By: Monika Bartyzel, reprinted from TIFF 9/7/09

The name of the cinematic game is believing what happens on the big screen, and suspending belief when necessary. It's a particular and difficult game -- one that is, of course, pulled off with varying degrees of success. One person's perfectly natural action is another person's highly irregular one, and there's no set line for what will be stomached, accepted, and believed. In the case of Atom Egoyan's erotic thriller Chloe, Amanda Seyfried, Julianne Moore, Max Thieriot, and Liam Neeson toe the line of believability as they sail through the sticky waters of romantic discontent and mistrust.

Seyfried is Chloe, a young prostitute well-versed in the finer points of subterfuge -- embodying everything her clients dream. And Moore is Catherine, a successful gynaecologist -- the established professional, mother, and aging woman desperately wishing for the lust-filled attentions that her husband David (Neeson) used to heap on her. After he avoids her on his birthday, "missing" a plane (and subsequently a surprise party), she becomes wary. And when he continues to flirt with every young woman he meets, Catherine becomes convinced that he is cheating.
When Catherine meets a mysteriously beautiful young woman in a restaurant bathroom (Chloe), Catherine's confusion takes a terribly irrational turn. She is drawn to Chloe, and she wants to know for sure that her husband is cheating, so she decides to hire the young woman and tempt him. Step by step, Chloe sets out for meetings with David, always returning with tales that have the most heart-stabbingly precise details. Soon, Catherine finds herself terribly intertwined with Chloe's life as the young woman also insinuates herself into Catherine's -- Chloe being the secret, beautiful henchwoman for Catherine, the youthful paramour for David, and even the mysterious temptress of their son, Michael (Thieriot). In typical erotic thriller fashion, things quickly barrel out of control with twists, insanity, and dysfunction.

Chloe is the North American embodiment of Anne Fontaine's French film Nathalie..., and adapted by Erin Cressida Wilson (the skilled pen behind Secretary), the triangle between wife, husband, and prostitute is given an extra layer of interpersonal horror. Ultimately, this means a whole new ending for the film -- one that manages to wrap up the plot while also leaving much teasingly ambiguous. For the most part, this works. To get to the end, one has to accept that Catherine would take this crazy path, and that Chloe would follow it as she does. (And, frankly, in a crazy world with crazy true stories everyday, this isn't THAT unbelievable.) Nevertheless, there is disconnected feel to the film.

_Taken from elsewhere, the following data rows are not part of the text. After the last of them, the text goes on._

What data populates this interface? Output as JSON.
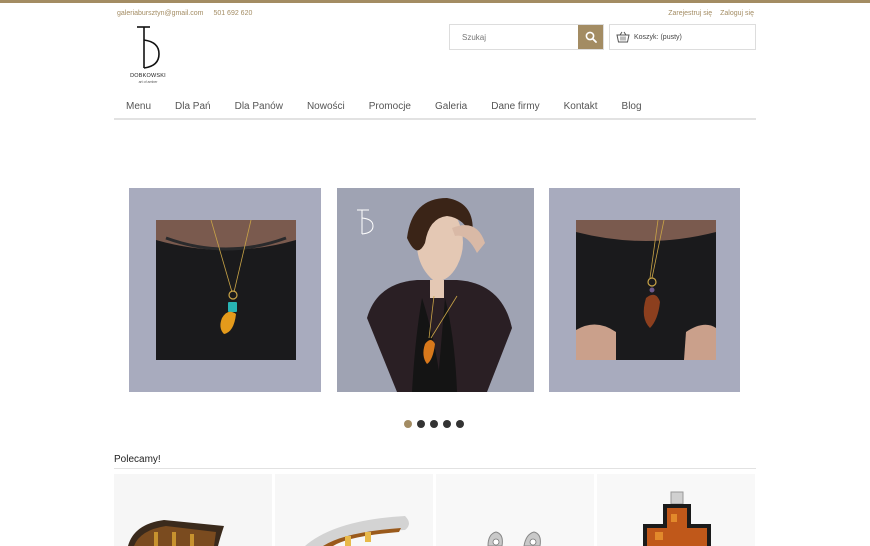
{
  "header": {
    "email": "galeriabursztyn@gmail.com",
    "phone": "501 692 620",
    "register_label": "Zarejestruj się",
    "login_label": "Zaloguj się"
  },
  "logo": {
    "wordmark": "DOBKOWSKI",
    "tagline": "art of amber"
  },
  "search": {
    "placeholder": "Szukaj",
    "icon": "search-icon"
  },
  "cart": {
    "label": "Koszyk:",
    "status": "(pusty)",
    "icon": "basket-icon"
  },
  "nav": {
    "items": [
      {
        "label": "Menu"
      },
      {
        "label": "Dla Pań"
      },
      {
        "label": "Dla Panów"
      },
      {
        "label": "Nowości"
      },
      {
        "label": "Promocje"
      },
      {
        "label": "Galeria"
      },
      {
        "label": "Dane firmy"
      },
      {
        "label": "Kontakt"
      },
      {
        "label": "Blog"
      }
    ]
  },
  "carousel": {
    "slide_count": 5,
    "active_index": 0
  },
  "featured": {
    "title": "Polecamy!"
  },
  "colors": {
    "accent": "#a38c63",
    "slide_background": "#a8abbe",
    "dot_inactive": "#333333"
  }
}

Where Secretary made you relate and understand the troubled Lee in spite of the fact that she used unusual means to gain strength and happiness, Chloe is a circus of bad decision-making and rationale that sometimes works, and sometimes makes little sense. In a Q&A at the festival, Cressida talked about how the story became what it did, and how she felt about the characters. The more she spoke, the more I understood the characters and her aim, and the more I appreciated the film. Unfortunately, she can't come packaged to every screening.

Without the small nuggets from Cressida's mindset, the performances in Chloe seem fine, but removed. On one hand, it seems fitting -- the chemistry-free connections revealing the utter disconnect from life that these characters seem to live. But at the same time, this is an erotic thriller, and if you can't feel that attraction, that need, that at-all-odds desire, it won't unfold and grab you as it should.

What plays out perfectly, however, is the location. Wintry Toronto is captured by long-time Egoyan cinematographer Paul Sarossy, and quickly becomes a character itself, so many notable locations finally getting to be as they are, and not masked as a foreign city. The pristine world of Moore's Yorkville (pricey hotspot where the stars descend during TIFF) clashes with the youthful bohemian shades of Seyfried's Queen Street, and this visually exemplifies the void between these characters as they try to reach out for one another.

Ultimately, while Chloe might not connect on a personal level, it does trap you into these lurid lives that flirt with every notion of bad behavior. I just wish they were characters I could love or hate, or simply feel for. Then the experience would have been all the better.

For more on Chloe, check out our interview with Amanda Seyfried.